What needs to be done →
Please show all lines of the records that include "from".

::::::

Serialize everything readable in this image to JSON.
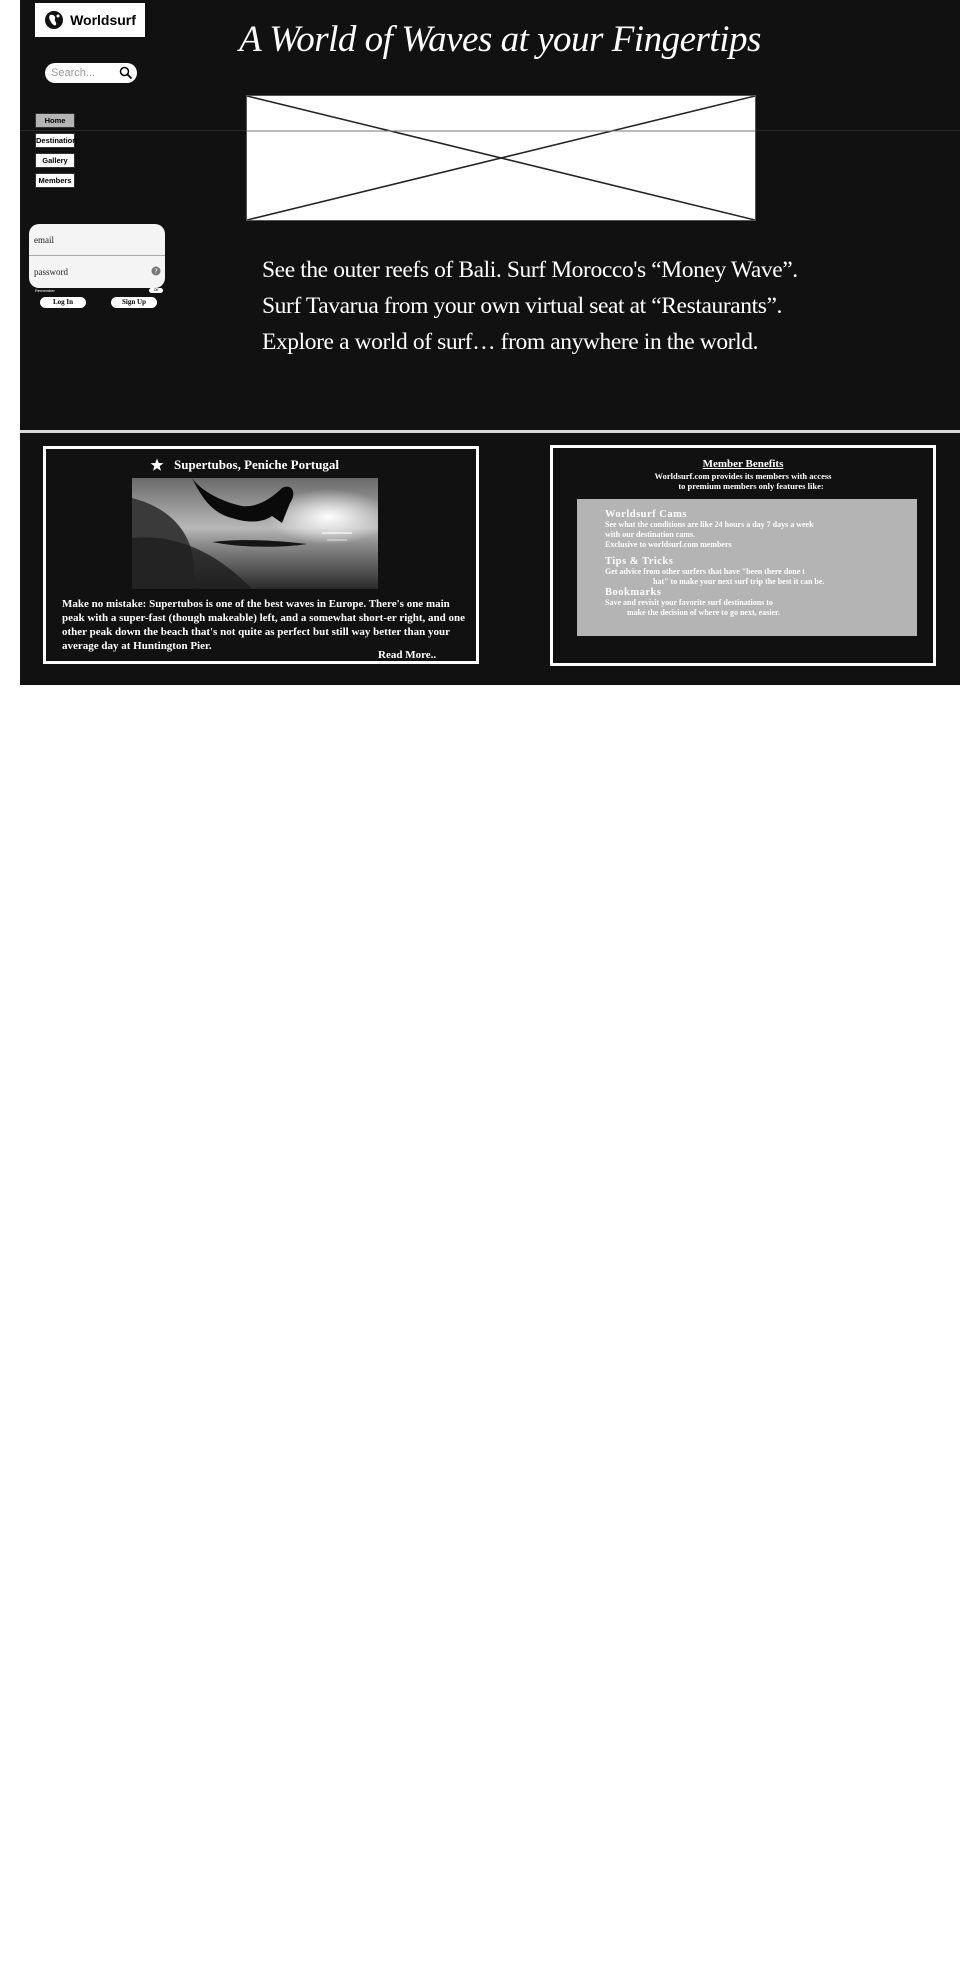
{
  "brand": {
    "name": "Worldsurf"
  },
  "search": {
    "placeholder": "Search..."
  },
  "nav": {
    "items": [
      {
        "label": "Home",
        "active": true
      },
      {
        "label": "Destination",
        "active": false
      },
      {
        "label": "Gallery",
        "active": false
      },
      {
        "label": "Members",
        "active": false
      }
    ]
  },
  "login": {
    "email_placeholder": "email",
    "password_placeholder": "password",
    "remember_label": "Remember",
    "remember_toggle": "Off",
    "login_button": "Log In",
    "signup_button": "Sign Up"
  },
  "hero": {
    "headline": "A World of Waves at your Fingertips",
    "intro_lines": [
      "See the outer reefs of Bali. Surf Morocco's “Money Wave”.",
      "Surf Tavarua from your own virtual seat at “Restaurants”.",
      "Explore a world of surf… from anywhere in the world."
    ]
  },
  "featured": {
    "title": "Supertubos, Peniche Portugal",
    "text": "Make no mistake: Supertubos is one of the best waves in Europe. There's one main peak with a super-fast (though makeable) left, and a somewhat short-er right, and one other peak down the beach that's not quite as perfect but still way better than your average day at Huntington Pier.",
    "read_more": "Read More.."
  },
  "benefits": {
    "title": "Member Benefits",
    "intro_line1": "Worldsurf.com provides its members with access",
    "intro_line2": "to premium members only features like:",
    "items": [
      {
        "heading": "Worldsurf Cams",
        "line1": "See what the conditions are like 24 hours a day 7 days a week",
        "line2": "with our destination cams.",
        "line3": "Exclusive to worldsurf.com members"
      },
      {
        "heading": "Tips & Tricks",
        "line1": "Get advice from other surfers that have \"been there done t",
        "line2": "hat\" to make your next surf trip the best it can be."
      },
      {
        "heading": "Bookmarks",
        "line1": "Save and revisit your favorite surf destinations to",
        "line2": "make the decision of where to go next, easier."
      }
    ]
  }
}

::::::

Response →
      "Surf Tavarua from your own virtual seat at “Restaurants”.",
      "Explore a world of surf… from anywhere in the world."
        "line1": "Get advice from other surfers that have \"been there done t",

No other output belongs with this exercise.